My goal is to be as creative as possible, and knock on doors and open doors at the same time. I want to work with people that are ready to do some fun, cool, interesting things. I’m ready to tap into the energy that I feel. I’m now in a place where I can confidently say that I’m ready for whatever you put in front of me. I’m really there, I’m ready to do the work. I’m dedicated to the work, and I’m okay challenging myself. I don’t want to just entertain you or myself, I’m ready for the challenge.

Anything else you want to let us know?

As much as some people may see me as a new face, I’m not a new face at all. I’ve very much been here for quite a while doing my thing, which is where I’ve always liked to be. I don’t have to be in a rocket ship to the top, I don’t tread too low. I’m right where I’m supposed to be: growing, building, building bridges. I’ve been here. When you take notice, know that I’ve been here.

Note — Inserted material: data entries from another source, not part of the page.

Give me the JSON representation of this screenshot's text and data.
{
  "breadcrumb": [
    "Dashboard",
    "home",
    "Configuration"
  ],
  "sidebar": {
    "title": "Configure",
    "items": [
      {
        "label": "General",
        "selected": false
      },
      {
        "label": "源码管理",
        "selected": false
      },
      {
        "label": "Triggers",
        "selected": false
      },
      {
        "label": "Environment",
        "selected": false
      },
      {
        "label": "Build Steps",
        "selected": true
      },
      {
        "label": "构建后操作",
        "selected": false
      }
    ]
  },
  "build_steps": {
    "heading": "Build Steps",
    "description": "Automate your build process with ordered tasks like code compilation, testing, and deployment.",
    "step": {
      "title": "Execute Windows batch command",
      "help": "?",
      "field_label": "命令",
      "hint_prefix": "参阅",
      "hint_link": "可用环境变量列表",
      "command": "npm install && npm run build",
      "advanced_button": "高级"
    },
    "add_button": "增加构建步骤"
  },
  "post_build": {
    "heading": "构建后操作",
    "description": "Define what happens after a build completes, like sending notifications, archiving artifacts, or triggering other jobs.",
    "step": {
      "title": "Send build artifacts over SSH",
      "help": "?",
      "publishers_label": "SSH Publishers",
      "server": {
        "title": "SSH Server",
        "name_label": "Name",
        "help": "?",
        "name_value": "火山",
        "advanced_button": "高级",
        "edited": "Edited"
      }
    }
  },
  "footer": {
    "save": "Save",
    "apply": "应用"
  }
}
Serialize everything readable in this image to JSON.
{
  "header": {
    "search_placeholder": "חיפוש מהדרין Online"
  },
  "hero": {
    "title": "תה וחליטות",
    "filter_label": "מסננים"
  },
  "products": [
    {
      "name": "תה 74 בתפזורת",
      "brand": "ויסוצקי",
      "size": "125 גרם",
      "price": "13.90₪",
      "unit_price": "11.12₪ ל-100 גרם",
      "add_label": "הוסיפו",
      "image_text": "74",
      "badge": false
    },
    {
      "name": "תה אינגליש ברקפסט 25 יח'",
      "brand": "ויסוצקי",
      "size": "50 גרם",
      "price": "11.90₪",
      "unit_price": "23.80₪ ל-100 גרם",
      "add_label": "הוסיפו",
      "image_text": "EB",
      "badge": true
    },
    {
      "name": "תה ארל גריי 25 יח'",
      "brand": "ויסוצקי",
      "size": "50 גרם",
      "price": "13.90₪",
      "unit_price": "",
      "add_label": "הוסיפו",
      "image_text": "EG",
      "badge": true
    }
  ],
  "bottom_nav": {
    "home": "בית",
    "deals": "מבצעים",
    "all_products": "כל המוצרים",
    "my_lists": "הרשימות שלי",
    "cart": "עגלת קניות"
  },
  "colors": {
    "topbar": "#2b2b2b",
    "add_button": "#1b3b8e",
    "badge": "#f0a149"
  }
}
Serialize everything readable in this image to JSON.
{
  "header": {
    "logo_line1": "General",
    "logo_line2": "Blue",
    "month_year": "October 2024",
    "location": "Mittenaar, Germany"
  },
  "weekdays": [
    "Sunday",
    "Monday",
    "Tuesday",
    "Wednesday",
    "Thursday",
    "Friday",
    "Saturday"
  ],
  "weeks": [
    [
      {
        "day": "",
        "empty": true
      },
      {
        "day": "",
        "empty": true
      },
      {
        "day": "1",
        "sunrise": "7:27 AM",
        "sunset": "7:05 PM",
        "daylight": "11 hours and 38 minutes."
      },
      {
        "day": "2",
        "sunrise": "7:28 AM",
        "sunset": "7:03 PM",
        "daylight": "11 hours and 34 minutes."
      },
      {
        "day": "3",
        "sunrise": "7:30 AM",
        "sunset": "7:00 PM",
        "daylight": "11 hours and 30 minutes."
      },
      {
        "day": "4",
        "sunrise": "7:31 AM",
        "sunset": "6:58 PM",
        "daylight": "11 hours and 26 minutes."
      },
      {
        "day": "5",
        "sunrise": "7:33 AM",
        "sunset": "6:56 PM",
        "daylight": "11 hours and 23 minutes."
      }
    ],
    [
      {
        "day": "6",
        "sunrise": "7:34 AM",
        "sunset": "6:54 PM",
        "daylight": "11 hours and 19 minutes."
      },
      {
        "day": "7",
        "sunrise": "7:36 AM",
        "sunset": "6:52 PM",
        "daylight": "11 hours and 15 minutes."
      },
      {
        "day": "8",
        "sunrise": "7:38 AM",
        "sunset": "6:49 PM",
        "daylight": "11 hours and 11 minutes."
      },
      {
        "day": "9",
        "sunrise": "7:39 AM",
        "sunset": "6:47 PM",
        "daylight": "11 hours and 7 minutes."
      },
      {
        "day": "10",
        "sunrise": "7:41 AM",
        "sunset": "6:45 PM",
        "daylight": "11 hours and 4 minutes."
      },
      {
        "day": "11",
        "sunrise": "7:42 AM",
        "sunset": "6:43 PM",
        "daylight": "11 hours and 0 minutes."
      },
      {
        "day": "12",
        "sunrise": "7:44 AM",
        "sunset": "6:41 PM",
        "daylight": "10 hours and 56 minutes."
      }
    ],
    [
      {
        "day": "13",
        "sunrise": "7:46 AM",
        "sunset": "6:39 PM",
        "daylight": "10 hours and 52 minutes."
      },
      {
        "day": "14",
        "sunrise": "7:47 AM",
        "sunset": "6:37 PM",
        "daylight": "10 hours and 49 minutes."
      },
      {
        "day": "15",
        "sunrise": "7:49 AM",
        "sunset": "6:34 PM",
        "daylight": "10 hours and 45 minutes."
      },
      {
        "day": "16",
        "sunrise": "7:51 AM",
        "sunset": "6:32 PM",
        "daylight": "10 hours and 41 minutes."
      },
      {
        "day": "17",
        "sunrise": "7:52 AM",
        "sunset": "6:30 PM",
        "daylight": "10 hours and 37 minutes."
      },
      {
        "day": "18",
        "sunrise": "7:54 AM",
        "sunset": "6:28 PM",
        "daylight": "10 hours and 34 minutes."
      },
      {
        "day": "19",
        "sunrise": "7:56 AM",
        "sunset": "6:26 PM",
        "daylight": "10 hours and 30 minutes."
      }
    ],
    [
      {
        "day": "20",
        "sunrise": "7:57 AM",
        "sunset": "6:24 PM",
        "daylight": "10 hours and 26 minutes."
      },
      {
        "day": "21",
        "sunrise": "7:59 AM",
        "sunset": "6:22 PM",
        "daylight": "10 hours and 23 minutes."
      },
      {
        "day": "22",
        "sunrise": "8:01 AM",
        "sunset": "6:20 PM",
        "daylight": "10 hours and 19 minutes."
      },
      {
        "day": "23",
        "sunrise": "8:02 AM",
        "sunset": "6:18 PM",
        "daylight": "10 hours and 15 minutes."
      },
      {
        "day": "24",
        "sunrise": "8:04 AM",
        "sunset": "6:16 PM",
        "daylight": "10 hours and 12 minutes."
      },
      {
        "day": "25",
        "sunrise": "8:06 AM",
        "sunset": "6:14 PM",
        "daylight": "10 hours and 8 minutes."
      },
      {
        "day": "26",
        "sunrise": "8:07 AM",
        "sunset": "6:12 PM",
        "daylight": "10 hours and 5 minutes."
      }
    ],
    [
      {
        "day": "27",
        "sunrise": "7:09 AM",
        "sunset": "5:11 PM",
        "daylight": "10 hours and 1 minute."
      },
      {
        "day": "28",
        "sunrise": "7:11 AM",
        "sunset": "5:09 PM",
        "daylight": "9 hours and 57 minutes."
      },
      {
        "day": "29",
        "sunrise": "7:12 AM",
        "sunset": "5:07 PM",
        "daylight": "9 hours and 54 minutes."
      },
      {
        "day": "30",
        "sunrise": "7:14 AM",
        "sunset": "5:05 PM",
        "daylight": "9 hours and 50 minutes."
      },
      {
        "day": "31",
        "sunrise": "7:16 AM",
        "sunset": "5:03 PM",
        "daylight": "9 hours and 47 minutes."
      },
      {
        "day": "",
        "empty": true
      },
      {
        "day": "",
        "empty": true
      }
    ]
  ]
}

On David Makes Man, because visuals and representation are important. I love the fact that they allowed me to keep my locs in my hair as a police officer. The CROWN Act passed in real life, it’s not always reflected on screen. We have so many different representations of what Black is and can be on a show like David Makes Man, what love can be on a show like David Makes Man. I’m talking about our LGBTQ community, that’s the essence of what David Makes Man is. It’s not cookie-cutter, not middle of America. It’s a real reflection of what’s happening in the real world, what’s happening in people’s families and lives behind closed doors 24/7. If you are in tune and want to get a piece of that pie, by all means tune in. It’s a special show.

You Might Also Like

No Comments

Leave a Reply